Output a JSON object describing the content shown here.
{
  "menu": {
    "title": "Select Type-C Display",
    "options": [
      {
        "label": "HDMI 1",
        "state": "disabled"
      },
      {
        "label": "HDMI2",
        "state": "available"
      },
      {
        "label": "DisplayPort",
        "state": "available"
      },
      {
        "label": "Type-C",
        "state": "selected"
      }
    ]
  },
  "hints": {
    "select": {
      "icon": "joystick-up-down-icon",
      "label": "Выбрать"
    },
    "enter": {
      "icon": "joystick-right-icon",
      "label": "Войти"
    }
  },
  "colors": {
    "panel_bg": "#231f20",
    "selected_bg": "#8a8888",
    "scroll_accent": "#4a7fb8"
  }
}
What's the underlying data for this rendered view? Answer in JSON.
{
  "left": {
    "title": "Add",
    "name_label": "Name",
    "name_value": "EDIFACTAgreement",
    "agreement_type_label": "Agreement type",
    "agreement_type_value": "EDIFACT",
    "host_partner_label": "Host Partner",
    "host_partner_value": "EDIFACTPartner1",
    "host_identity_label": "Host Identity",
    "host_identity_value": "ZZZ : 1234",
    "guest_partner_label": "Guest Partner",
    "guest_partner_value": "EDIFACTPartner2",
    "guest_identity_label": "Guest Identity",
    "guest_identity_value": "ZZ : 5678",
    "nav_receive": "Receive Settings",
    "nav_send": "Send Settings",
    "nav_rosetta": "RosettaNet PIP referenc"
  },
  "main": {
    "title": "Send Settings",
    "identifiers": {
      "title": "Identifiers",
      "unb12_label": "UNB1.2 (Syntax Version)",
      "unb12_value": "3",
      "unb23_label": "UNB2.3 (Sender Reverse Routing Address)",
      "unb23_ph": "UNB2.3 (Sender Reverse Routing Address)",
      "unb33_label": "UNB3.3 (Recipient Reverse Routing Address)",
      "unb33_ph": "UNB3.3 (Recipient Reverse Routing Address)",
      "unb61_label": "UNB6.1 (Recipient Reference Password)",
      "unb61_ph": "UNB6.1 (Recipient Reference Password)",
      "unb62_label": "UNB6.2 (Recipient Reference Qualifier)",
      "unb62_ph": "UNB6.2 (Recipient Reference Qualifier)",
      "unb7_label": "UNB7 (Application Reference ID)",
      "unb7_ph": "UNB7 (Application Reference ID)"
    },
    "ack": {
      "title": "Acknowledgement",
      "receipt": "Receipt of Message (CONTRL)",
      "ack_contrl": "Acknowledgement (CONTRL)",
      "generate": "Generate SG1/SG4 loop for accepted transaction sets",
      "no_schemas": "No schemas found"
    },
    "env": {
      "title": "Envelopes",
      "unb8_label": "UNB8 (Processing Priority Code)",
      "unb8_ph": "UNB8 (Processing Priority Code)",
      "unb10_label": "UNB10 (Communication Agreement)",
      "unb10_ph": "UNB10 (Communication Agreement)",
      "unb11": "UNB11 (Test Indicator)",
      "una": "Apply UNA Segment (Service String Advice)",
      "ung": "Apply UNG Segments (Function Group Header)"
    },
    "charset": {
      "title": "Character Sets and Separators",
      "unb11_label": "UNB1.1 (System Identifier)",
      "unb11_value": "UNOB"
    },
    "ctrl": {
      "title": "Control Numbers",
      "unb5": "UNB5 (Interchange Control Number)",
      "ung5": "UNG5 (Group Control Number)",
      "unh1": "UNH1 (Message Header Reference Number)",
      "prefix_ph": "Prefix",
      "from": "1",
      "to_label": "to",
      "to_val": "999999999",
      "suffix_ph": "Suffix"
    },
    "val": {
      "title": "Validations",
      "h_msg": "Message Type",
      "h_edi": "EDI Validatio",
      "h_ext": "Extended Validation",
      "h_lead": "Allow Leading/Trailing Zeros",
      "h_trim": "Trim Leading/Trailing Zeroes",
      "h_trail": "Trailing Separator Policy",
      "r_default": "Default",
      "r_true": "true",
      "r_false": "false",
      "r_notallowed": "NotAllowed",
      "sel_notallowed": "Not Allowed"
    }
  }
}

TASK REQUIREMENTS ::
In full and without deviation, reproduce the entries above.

REPLY TO THE EXERCISE ::
Output a JSON object describing the content shown here.
{
  "menu": {
    "title": "Select Type-C Display",
    "options": [
      {
        "label": "HDMI 1",
        "state": "disabled"
      },
      {
        "label": "HDMI2",
        "state": "available"
      },
      {
        "label": "DisplayPort",
        "state": "available"
      },
      {
        "label": "Type-C",
        "state": "selected"
      }
    ]
  },
  "hints": {
    "select": {
      "icon": "joystick-up-down-icon",
      "label": "Выбрать"
    },
    "enter": {
      "icon": "joystick-right-icon",
      "label": "Войти"
    }
  },
  "colors": {
    "panel_bg": "#231f20",
    "selected_bg": "#8a8888",
    "scroll_accent": "#4a7fb8"
  }
}
What's the underlying data for this rendered view? Answer in JSON.
{
  "left": {
    "title": "Add",
    "name_label": "Name",
    "name_value": "EDIFACTAgreement",
    "agreement_type_label": "Agreement type",
    "agreement_type_value": "EDIFACT",
    "host_partner_label": "Host Partner",
    "host_partner_value": "EDIFACTPartner1",
    "host_identity_label": "Host Identity",
    "host_identity_value": "ZZZ : 1234",
    "guest_partner_label": "Guest Partner",
    "guest_partner_value": "EDIFACTPartner2",
    "guest_identity_label": "Guest Identity",
    "guest_identity_value": "ZZ : 5678",
    "nav_receive": "Receive Settings",
    "nav_send": "Send Settings",
    "nav_rosetta": "RosettaNet PIP referenc"
  },
  "main": {
    "title": "Send Settings",
    "identifiers": {
      "title": "Identifiers",
      "unb12_label": "UNB1.2 (Syntax Version)",
      "unb12_value": "3",
      "unb23_label": "UNB2.3 (Sender Reverse Routing Address)",
      "unb23_ph": "UNB2.3 (Sender Reverse Routing Address)",
      "unb33_label": "UNB3.3 (Recipient Reverse Routing Address)",
      "unb33_ph": "UNB3.3 (Recipient Reverse Routing Address)",
      "unb61_label": "UNB6.1 (Recipient Reference Password)",
      "unb61_ph": "UNB6.1 (Recipient Reference Password)",
      "unb62_label": "UNB6.2 (Recipient Reference Qualifier)",
      "unb62_ph": "UNB6.2 (Recipient Reference Qualifier)",
      "unb7_label": "UNB7 (Application Reference ID)",
      "unb7_ph": "UNB7 (Application Reference ID)"
    },
    "ack": {
      "title": "Acknowledgement",
      "receipt": "Receipt of Message (CONTRL)",
      "ack_contrl": "Acknowledgement (CONTRL)",
      "generate": "Generate SG1/SG4 loop for accepted transaction sets",
      "no_schemas": "No schemas found"
    },
    "env": {
      "title": "Envelopes",
      "unb8_label": "UNB8 (Processing Priority Code)",
      "unb8_ph": "UNB8 (Processing Priority Code)",
      "unb10_label": "UNB10 (Communication Agreement)",
      "unb10_ph": "UNB10 (Communication Agreement)",
      "unb11": "UNB11 (Test Indicator)",
      "una": "Apply UNA Segment (Service String Advice)",
      "ung": "Apply UNG Segments (Function Group Header)"
    },
    "charset": {
      "title": "Character Sets and Separators",
      "unb11_label": "UNB1.1 (System Identifier)",
      "unb11_value": "UNOB"
    },
    "ctrl": {
      "title": "Control Numbers",
      "unb5": "UNB5 (Interchange Control Number)",
      "ung5": "UNG5 (Group Control Number)",
      "unh1": "UNH1 (Message Header Reference Number)",
      "prefix_ph": "Prefix",
      "from": "1",
      "to_label": "to",
      "to_val": "999999999",
      "suffix_ph": "Suffix"
    },
    "val": {
      "title": "Validations",
      "h_msg": "Message Type",
      "h_edi": "EDI Validatio",
      "h_ext": "Extended Validation",
      "h_lead": "Allow Leading/Trailing Zeros",
      "h_trim": "Trim Leading/Trailing Zeroes",
      "h_trail": "Trailing Separator Policy",
      "r_default": "Default",
      "r_true": "true",
      "r_false": "false",
      "r_notallowed": "NotAllowed",
      "sel_notallowed": "Not Allowed"
    }
  }
}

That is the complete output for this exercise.